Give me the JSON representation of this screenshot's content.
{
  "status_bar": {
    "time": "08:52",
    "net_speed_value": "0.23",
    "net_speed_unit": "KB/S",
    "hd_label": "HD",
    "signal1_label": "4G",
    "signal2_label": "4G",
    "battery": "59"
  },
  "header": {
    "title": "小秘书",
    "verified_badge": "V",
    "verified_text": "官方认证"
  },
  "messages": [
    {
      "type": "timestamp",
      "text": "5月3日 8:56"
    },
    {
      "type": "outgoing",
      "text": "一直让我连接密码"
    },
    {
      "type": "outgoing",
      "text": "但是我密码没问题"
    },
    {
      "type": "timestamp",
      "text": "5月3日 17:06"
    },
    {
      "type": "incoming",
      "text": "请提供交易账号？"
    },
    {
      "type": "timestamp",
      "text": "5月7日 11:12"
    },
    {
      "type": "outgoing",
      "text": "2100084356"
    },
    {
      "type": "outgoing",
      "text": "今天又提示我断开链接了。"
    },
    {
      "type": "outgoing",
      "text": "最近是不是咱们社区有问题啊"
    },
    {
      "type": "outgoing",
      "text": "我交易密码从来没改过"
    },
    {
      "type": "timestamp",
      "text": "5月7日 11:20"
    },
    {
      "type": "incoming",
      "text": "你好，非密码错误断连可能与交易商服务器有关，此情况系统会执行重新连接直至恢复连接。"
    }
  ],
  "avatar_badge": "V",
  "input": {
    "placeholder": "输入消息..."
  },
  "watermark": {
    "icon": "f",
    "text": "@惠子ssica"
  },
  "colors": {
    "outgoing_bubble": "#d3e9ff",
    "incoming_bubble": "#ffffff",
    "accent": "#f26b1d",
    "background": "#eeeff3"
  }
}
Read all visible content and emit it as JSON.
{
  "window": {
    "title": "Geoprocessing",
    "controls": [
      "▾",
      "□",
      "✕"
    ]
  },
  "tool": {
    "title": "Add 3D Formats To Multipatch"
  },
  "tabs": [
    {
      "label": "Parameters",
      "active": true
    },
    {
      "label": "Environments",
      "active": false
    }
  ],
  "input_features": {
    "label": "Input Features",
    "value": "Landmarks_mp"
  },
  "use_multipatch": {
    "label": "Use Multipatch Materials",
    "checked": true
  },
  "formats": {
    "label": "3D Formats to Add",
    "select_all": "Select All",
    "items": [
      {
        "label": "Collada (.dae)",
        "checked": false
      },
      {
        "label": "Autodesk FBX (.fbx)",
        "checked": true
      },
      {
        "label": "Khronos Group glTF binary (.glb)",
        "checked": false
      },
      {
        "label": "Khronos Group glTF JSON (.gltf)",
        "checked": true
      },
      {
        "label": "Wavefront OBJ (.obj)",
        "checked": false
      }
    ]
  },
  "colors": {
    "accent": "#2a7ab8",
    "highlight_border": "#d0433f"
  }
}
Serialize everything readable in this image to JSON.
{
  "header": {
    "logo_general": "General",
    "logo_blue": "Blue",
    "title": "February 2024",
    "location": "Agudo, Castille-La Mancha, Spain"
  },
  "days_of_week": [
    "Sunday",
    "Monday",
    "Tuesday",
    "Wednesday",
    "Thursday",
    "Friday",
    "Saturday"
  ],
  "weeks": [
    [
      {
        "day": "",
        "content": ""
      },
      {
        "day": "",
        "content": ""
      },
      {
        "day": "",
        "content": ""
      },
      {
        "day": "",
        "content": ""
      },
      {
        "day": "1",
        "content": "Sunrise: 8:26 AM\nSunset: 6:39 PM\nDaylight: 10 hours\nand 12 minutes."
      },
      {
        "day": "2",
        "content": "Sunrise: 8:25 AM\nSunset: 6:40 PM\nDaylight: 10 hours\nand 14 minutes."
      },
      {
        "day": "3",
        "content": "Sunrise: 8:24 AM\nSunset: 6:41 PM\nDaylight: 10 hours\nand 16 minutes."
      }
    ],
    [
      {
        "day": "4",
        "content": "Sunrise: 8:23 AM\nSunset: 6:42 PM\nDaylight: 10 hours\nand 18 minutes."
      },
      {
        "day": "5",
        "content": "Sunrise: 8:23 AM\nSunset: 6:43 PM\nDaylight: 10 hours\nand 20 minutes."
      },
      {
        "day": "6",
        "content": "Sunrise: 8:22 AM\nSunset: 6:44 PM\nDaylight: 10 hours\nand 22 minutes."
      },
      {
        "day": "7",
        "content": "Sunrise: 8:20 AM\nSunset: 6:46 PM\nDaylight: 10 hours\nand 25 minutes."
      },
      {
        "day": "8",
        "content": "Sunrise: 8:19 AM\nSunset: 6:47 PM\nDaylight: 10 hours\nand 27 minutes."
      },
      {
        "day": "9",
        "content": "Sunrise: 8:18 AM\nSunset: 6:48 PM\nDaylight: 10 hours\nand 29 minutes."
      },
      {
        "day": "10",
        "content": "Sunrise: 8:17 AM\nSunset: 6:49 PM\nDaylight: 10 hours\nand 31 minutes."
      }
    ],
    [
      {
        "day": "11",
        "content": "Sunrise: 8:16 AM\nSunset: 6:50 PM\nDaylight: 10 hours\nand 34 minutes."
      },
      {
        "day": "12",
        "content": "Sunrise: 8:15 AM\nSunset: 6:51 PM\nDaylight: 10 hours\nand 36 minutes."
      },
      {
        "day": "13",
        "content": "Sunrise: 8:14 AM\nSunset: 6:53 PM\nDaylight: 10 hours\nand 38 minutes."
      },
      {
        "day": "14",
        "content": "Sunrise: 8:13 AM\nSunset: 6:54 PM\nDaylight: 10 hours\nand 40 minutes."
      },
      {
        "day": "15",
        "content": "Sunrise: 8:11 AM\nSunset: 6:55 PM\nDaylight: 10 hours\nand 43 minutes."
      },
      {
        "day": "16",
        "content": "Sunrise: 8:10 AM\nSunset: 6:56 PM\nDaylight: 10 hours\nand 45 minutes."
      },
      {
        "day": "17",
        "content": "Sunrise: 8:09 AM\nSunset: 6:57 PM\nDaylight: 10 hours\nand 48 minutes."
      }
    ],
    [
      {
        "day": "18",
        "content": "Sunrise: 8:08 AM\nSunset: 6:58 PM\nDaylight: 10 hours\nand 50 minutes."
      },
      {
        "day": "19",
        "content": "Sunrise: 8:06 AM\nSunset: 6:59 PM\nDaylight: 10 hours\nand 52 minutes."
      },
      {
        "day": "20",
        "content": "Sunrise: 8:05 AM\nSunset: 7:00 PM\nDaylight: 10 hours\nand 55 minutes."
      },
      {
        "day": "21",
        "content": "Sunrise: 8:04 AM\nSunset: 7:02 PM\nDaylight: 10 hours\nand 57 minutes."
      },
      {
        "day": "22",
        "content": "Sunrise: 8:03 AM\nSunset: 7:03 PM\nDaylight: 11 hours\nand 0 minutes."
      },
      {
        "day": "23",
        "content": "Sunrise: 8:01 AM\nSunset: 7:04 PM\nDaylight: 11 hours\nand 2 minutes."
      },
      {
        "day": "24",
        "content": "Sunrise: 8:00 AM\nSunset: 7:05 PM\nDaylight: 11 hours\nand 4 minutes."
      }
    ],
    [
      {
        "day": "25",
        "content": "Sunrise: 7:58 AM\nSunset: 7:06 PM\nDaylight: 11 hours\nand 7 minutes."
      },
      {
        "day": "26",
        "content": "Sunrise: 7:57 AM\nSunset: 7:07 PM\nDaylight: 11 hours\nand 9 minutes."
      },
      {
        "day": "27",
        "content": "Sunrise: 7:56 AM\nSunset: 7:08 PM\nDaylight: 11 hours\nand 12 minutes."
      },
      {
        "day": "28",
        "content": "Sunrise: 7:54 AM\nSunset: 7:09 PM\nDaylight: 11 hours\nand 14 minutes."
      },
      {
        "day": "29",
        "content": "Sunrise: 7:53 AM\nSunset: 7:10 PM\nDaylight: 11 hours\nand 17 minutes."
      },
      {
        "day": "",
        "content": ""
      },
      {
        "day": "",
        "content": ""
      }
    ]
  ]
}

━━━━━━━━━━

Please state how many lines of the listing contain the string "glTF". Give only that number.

2